THE RECORDS:
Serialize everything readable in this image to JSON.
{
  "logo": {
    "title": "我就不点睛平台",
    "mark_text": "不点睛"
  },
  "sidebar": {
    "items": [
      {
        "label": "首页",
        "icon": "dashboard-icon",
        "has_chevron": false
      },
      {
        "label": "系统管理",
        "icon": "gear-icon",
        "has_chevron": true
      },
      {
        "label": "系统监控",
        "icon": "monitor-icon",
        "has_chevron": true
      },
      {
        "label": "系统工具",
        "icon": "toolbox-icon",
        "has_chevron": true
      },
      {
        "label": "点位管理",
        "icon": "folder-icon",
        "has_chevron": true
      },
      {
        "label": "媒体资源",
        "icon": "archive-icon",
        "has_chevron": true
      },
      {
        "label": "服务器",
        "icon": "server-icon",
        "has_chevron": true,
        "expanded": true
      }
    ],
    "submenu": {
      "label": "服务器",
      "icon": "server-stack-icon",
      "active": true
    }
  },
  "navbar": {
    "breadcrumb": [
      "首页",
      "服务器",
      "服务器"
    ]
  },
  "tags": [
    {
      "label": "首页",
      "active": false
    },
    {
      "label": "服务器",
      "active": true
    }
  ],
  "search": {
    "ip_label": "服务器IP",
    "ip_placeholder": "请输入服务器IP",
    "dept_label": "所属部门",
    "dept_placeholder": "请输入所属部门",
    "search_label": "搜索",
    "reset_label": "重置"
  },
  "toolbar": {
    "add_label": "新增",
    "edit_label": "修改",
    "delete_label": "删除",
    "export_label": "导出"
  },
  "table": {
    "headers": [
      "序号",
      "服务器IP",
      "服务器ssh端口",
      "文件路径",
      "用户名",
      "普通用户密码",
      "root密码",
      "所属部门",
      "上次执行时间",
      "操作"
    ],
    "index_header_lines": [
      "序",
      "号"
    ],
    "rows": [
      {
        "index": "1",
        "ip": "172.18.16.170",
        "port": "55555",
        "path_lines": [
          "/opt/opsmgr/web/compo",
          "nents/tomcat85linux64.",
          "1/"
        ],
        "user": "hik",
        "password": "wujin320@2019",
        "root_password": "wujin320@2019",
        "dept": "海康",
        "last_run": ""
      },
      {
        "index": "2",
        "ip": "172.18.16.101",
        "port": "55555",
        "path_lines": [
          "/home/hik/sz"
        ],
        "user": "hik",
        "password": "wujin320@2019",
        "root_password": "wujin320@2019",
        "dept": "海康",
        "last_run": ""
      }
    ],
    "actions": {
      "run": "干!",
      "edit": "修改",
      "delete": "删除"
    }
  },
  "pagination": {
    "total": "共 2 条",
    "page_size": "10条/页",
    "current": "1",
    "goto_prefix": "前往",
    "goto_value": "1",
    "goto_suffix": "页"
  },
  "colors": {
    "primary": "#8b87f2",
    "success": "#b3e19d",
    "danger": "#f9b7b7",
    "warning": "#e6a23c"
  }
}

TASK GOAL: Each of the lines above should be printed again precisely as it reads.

TASK RESPONSE:
Serialize everything readable in this image to JSON.
{
  "logo": {
    "title": "我就不点睛平台",
    "mark_text": "不点睛"
  },
  "sidebar": {
    "items": [
      {
        "label": "首页",
        "icon": "dashboard-icon",
        "has_chevron": false
      },
      {
        "label": "系统管理",
        "icon": "gear-icon",
        "has_chevron": true
      },
      {
        "label": "系统监控",
        "icon": "monitor-icon",
        "has_chevron": true
      },
      {
        "label": "系统工具",
        "icon": "toolbox-icon",
        "has_chevron": true
      },
      {
        "label": "点位管理",
        "icon": "folder-icon",
        "has_chevron": true
      },
      {
        "label": "媒体资源",
        "icon": "archive-icon",
        "has_chevron": true
      },
      {
        "label": "服务器",
        "icon": "server-icon",
        "has_chevron": true,
        "expanded": true
      }
    ],
    "submenu": {
      "label": "服务器",
      "icon": "server-stack-icon",
      "active": true
    }
  },
  "navbar": {
    "breadcrumb": [
      "首页",
      "服务器",
      "服务器"
    ]
  },
  "tags": [
    {
      "label": "首页",
      "active": false
    },
    {
      "label": "服务器",
      "active": true
    }
  ],
  "search": {
    "ip_label": "服务器IP",
    "ip_placeholder": "请输入服务器IP",
    "dept_label": "所属部门",
    "dept_placeholder": "请输入所属部门",
    "search_label": "搜索",
    "reset_label": "重置"
  },
  "toolbar": {
    "add_label": "新增",
    "edit_label": "修改",
    "delete_label": "删除",
    "export_label": "导出"
  },
  "table": {
    "headers": [
      "序号",
      "服务器IP",
      "服务器ssh端口",
      "文件路径",
      "用户名",
      "普通用户密码",
      "root密码",
      "所属部门",
      "上次执行时间",
      "操作"
    ],
    "index_header_lines": [
      "序",
      "号"
    ],
    "rows": [
      {
        "index": "1",
        "ip": "172.18.16.170",
        "port": "55555",
        "path_lines": [
          "/opt/opsmgr/web/compo",
          "nents/tomcat85linux64.",
          "1/"
        ],
        "user": "hik",
        "password": "wujin320@2019",
        "root_password": "wujin320@2019",
        "dept": "海康",
        "last_run": ""
      },
      {
        "index": "2",
        "ip": "172.18.16.101",
        "port": "55555",
        "path_lines": [
          "/home/hik/sz"
        ],
        "user": "hik",
        "password": "wujin320@2019",
        "root_password": "wujin320@2019",
        "dept": "海康",
        "last_run": ""
      }
    ],
    "actions": {
      "run": "干!",
      "edit": "修改",
      "delete": "删除"
    }
  },
  "pagination": {
    "total": "共 2 条",
    "page_size": "10条/页",
    "current": "1",
    "goto_prefix": "前往",
    "goto_value": "1",
    "goto_suffix": "页"
  },
  "colors": {
    "primary": "#8b87f2",
    "success": "#b3e19d",
    "danger": "#f9b7b7",
    "warning": "#e6a23c"
  }
}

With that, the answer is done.